YOUR OBJECTIVE:
Line by line, please look for the word "生产地址" in the following records, then copy each line you find it in.

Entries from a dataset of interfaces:
================================

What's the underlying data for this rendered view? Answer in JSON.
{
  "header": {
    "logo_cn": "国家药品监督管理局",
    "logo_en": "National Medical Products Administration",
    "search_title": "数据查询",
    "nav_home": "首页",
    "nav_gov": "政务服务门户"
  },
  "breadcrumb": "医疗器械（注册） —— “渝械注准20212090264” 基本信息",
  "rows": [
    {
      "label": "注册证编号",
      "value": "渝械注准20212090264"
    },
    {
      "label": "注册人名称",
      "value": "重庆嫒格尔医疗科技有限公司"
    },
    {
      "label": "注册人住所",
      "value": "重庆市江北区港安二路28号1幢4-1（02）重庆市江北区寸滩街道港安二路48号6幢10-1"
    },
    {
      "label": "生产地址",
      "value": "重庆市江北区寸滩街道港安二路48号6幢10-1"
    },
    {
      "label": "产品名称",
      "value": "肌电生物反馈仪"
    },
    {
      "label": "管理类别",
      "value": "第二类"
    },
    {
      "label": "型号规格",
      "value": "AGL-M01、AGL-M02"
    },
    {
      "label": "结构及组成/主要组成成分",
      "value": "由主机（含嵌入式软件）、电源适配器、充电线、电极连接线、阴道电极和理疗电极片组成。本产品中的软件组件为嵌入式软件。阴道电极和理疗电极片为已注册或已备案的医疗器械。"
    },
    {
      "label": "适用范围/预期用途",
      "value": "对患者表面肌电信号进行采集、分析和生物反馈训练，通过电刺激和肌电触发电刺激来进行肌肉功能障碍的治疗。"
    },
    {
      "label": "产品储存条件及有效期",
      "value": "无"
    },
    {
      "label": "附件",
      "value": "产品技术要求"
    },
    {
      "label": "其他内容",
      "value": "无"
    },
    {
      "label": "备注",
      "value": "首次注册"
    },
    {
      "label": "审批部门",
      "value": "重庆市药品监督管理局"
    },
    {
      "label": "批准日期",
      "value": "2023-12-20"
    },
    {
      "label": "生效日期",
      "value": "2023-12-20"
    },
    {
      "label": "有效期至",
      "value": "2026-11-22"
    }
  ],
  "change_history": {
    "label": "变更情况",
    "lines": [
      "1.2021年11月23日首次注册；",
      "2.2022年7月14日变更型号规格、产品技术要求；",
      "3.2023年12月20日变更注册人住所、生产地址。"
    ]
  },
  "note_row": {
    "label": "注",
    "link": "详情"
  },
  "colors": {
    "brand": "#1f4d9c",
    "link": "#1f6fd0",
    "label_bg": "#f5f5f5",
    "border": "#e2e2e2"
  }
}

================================

TASK ANSWER:
      "label": "生产地址",
      "3.2023年12月20日变更注册人住所、生产地址。"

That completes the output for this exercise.